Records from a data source
:::

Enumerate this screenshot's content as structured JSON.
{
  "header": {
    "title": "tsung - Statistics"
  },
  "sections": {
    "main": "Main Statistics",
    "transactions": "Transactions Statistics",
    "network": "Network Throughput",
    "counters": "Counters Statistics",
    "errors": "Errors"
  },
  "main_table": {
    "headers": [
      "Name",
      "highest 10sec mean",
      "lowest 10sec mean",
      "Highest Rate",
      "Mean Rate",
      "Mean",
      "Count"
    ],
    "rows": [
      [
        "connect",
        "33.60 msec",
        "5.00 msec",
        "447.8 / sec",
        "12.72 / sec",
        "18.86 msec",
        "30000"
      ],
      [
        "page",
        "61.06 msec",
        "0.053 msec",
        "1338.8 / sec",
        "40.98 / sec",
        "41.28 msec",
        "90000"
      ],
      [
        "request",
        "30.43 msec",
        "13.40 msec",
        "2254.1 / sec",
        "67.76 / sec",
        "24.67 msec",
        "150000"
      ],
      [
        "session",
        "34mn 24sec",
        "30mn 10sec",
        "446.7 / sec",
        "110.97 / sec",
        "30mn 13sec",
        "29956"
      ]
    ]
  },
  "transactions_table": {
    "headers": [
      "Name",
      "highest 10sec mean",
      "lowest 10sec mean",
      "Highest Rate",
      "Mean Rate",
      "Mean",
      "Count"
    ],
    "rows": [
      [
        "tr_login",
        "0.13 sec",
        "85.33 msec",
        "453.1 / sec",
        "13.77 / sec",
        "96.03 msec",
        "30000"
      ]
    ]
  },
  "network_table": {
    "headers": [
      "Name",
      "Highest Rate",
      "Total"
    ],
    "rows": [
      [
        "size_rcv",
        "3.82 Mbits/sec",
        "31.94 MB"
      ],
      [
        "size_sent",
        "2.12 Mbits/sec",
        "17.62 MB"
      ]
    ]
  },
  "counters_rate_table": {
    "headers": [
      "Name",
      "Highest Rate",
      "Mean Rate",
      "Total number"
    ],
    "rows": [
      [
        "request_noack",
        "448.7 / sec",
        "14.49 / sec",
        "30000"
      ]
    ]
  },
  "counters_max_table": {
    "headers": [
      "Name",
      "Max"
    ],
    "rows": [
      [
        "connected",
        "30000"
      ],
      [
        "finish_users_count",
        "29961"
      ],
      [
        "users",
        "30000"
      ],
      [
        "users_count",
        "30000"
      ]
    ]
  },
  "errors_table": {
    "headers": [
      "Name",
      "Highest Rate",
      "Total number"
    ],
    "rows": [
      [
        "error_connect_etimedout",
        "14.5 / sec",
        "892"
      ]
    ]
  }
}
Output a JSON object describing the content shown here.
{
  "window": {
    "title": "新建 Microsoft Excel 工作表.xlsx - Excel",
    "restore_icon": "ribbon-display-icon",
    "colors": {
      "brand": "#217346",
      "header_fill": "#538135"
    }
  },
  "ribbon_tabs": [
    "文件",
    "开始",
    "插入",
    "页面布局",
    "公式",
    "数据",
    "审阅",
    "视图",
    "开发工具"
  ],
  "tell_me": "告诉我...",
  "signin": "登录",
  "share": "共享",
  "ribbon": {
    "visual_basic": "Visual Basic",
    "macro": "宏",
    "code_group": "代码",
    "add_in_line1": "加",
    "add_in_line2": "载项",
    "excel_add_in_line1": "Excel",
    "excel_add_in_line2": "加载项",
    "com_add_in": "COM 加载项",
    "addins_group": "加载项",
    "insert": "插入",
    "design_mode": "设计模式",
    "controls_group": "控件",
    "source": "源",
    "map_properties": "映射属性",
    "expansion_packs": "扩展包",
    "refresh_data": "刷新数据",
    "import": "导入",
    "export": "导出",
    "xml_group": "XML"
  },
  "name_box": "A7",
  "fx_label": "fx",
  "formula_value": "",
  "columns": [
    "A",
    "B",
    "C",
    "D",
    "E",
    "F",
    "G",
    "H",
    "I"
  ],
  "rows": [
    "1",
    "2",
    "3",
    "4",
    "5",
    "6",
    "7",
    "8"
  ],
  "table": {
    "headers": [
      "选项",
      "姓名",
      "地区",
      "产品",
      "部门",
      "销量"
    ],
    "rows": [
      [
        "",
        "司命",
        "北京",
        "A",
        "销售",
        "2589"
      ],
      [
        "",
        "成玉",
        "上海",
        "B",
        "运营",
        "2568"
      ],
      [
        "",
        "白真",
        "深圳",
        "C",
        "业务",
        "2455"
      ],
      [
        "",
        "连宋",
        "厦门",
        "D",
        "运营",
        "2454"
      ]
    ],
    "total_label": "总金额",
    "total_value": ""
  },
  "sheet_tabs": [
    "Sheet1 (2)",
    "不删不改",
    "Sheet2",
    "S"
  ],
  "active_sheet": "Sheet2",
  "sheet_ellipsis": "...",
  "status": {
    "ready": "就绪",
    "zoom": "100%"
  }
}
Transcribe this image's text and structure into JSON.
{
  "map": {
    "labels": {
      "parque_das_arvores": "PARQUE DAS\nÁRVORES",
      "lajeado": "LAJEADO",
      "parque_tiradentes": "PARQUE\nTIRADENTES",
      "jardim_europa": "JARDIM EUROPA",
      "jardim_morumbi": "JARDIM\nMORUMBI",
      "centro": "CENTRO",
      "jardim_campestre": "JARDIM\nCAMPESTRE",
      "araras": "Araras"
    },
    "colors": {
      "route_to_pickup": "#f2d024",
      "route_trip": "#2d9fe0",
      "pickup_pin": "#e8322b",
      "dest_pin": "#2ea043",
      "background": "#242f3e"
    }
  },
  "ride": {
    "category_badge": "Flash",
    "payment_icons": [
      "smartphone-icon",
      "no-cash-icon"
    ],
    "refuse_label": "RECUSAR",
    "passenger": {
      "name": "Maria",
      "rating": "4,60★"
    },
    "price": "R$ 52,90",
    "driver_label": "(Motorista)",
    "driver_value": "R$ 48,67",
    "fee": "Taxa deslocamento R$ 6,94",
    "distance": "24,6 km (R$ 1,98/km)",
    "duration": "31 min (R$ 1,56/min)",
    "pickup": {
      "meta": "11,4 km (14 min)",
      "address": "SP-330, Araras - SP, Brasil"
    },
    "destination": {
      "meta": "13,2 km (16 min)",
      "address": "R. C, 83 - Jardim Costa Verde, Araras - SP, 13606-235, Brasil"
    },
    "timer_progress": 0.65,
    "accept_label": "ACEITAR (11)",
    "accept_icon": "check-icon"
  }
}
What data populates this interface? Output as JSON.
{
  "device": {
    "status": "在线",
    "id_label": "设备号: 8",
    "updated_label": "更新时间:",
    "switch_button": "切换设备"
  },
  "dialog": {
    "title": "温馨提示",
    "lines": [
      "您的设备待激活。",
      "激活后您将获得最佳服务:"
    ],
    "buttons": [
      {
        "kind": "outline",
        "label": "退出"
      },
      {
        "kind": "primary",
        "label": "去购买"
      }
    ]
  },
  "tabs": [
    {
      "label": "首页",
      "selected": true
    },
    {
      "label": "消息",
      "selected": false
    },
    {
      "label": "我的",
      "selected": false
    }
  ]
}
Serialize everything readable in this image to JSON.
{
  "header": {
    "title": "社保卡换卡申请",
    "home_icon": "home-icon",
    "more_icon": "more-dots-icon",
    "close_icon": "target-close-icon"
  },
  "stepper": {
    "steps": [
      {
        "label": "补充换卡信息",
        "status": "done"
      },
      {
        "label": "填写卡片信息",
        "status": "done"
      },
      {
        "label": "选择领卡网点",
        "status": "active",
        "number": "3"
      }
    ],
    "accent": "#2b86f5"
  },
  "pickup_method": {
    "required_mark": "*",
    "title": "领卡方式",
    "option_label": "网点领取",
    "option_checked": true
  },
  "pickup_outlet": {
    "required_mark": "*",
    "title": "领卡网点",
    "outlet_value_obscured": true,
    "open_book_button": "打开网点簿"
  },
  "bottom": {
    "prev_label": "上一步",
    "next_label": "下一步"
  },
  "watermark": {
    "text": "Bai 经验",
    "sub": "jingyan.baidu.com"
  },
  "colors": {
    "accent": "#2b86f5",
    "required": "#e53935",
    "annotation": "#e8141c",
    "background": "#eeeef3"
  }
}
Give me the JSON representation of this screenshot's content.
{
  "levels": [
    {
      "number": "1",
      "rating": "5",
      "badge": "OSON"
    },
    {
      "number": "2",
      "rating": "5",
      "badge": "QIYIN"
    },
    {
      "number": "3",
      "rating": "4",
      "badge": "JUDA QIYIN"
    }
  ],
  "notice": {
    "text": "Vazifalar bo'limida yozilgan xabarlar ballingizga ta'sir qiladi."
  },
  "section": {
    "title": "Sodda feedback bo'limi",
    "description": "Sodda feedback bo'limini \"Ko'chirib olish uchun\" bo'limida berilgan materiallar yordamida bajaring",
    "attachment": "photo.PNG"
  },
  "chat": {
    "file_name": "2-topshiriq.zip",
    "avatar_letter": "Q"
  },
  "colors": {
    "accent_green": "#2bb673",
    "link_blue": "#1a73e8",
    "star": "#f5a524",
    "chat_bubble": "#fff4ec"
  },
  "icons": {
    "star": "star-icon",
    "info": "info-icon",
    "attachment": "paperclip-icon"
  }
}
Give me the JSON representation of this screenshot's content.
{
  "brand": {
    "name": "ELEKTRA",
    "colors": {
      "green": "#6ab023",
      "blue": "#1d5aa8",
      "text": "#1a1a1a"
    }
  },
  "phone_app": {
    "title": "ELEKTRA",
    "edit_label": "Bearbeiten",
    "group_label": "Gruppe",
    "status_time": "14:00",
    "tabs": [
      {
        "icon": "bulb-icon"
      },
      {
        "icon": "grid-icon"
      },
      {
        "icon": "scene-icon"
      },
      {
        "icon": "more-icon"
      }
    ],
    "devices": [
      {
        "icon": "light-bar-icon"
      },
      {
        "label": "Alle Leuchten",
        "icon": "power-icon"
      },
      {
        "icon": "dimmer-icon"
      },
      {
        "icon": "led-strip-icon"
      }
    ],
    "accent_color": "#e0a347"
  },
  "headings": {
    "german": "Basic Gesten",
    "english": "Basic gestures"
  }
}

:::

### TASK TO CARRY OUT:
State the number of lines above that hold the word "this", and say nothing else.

### OUTPUT OF THE EXERCISE:
6